Wednesday, November 14, 2012

Email Security - The Petraeus Case

There's no such thing as a truly 'anonymous' email account, and no matter how much you try to encrypt the contents of the email you are sending, little fragments of data are attached by email servers and messaging companies. It's how email works and it's entirely unavoidable...which first led the FBI on a path that led up to the very door of Petraeus' office door in Langley, Virginia.

Ultimately, only Google had access to the emails. Because it's a private company, it does not fall under the scope of the Fourth Amendment.
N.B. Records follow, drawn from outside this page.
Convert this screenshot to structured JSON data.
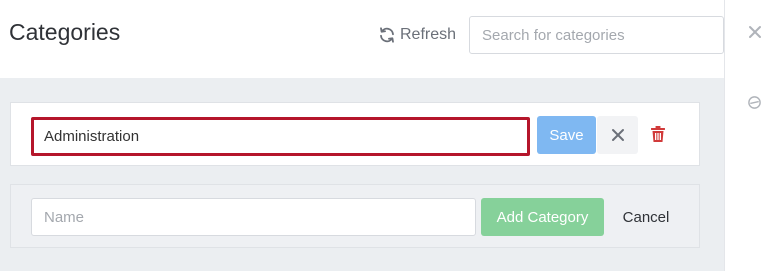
{
  "header": {
    "title": "Categories",
    "refresh_label": "Refresh",
    "search_placeholder": "Search for categories"
  },
  "edit_row": {
    "value": "Administration",
    "save_label": "Save"
  },
  "add_row": {
    "name_placeholder": "Name",
    "add_label": "Add Category",
    "cancel_label": "Cancel"
  },
  "colors": {
    "save": "#7fb8f2",
    "add": "#86d19a",
    "edit_border": "#b5162b",
    "delete": "#d13b3b",
    "background": "#ebeef1"
  }
}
If the U.S. government or one of its law enforcement agencies wanted to access the private Petraeus email account, it would have to serve up a warrant.

In this case, however, the Foreign Intelligence Services Act (FISA) would not apply. Even the Patriot Act would not necessarily apply in this case, even though it does allow the FBI and other authorized agencies to search email. However, in this case, above all else, the Stored Communications Act does apply -- part of the Electronic Communications Privacy Act.
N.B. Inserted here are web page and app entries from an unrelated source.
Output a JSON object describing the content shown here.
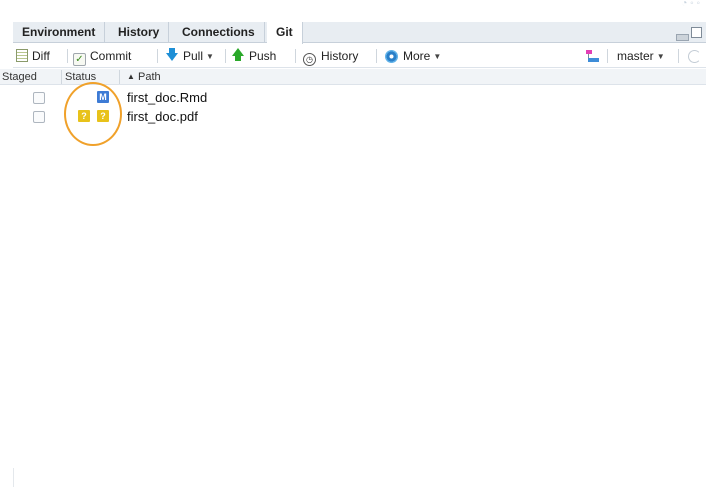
{
  "tabs": [
    {
      "label": "Environment",
      "active": false
    },
    {
      "label": "History",
      "active": false
    },
    {
      "label": "Connections",
      "active": false
    },
    {
      "label": "Git",
      "active": true
    }
  ],
  "toolbar": {
    "diff_label": "Diff",
    "commit_label": "Commit",
    "pull_label": "Pull",
    "push_label": "Push",
    "history_label": "History",
    "more_label": "More",
    "branch_label": "master"
  },
  "columns": {
    "staged": "Staged",
    "status": "Status",
    "path": "Path",
    "sort_indicator": "▲"
  },
  "files": [
    {
      "path": "first_doc.Rmd",
      "staged": false,
      "index_status": "",
      "worktree_status": "M"
    },
    {
      "path": "first_doc.pdf",
      "staged": false,
      "index_status": "?",
      "worktree_status": "?"
    }
  ],
  "colors": {
    "modified_badge": "#3d7bd5",
    "untracked_badge": "#e8c21a",
    "highlight_ring": "#f0a12a",
    "tabbar_bg": "#e8edf2"
  }
}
The act allows for any electronic data to be read if it has been stored for less than 180 days. In this case, the law was specifically designed -- albeit quite some time before email became a mainstream communications medium -- to allow server- or computer-stored data to be accessed by law enforcement.
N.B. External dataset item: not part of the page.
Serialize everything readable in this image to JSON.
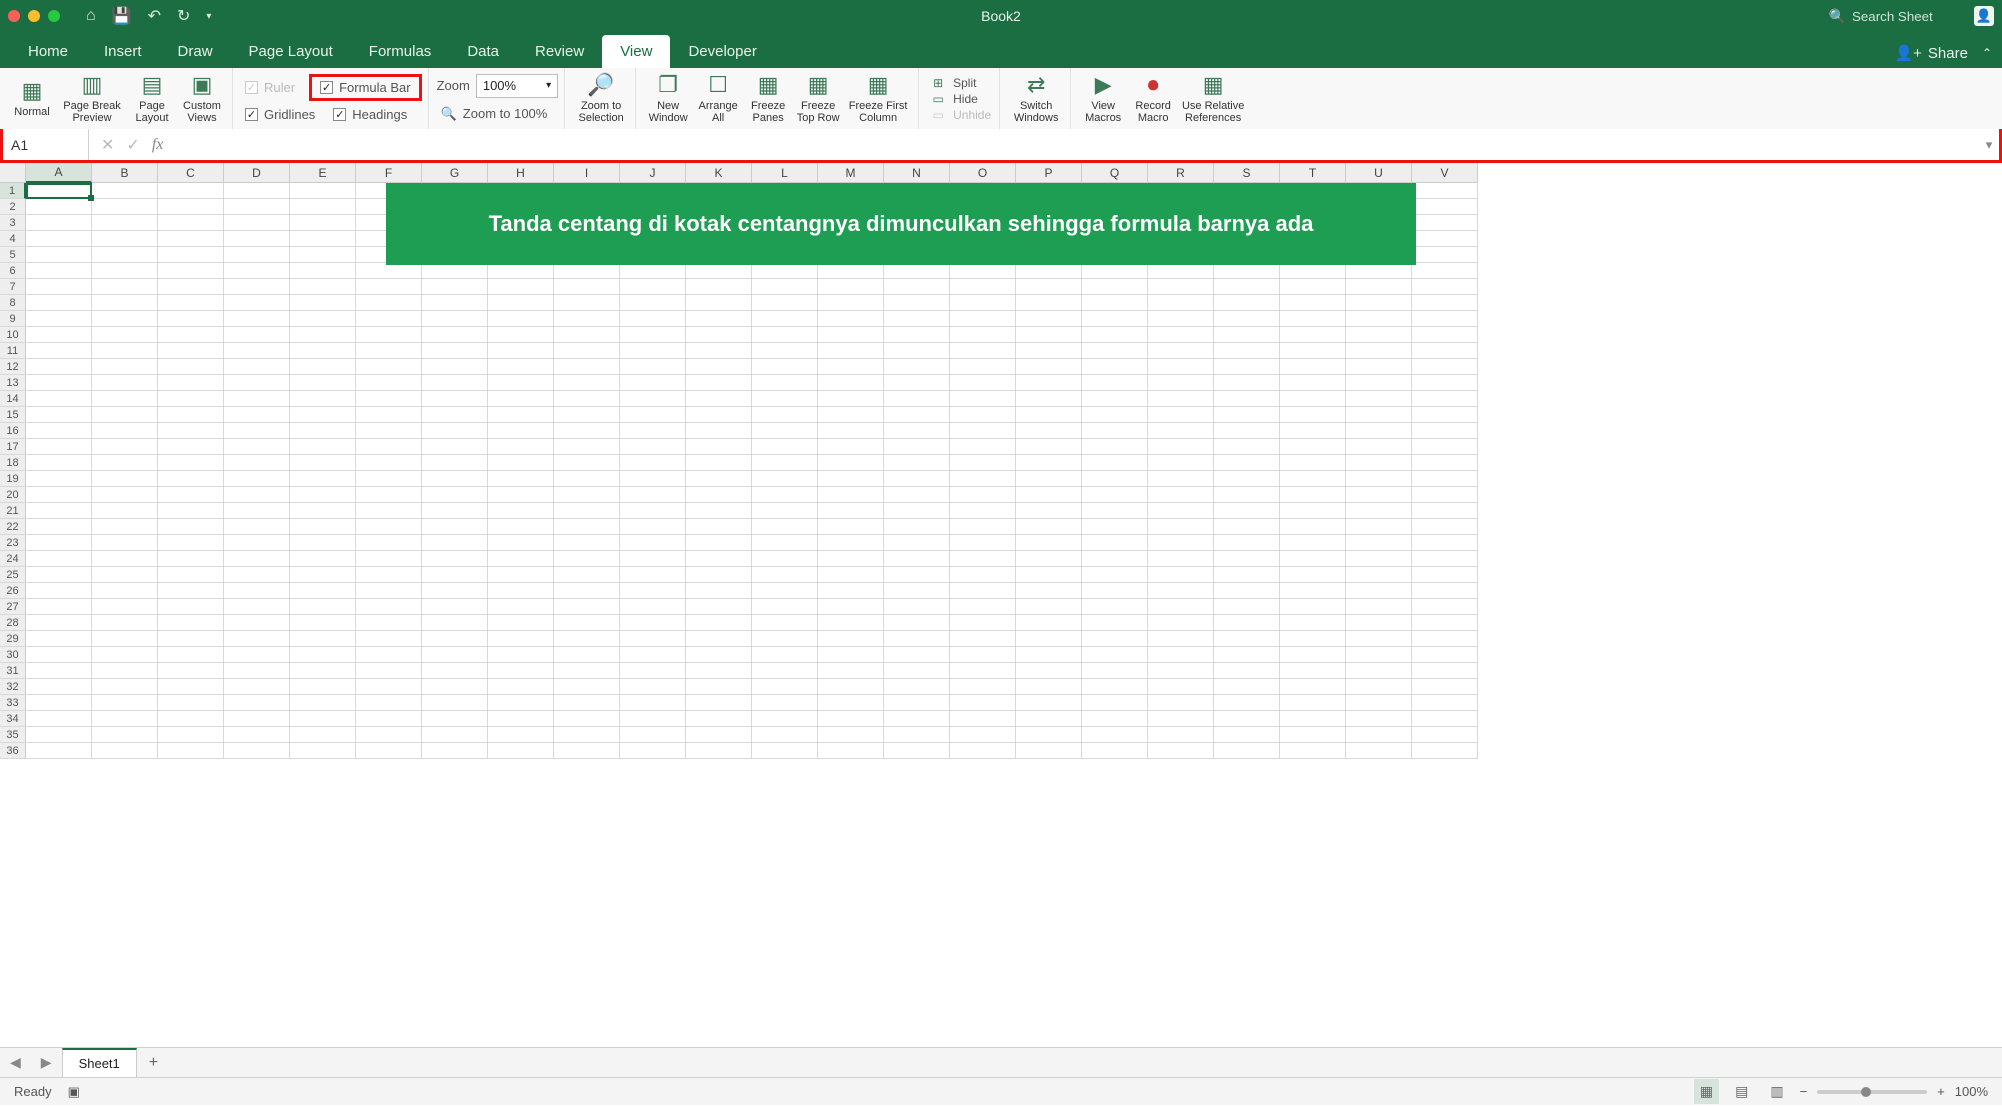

However, a court order must be issued after the 180 days, and in this case it was...

Once it knew Ms. Broadwell was the sender of the threatening messages, the FBI got a warrant that gave it covert access to the anonymous email account. And that's how they do it. (more)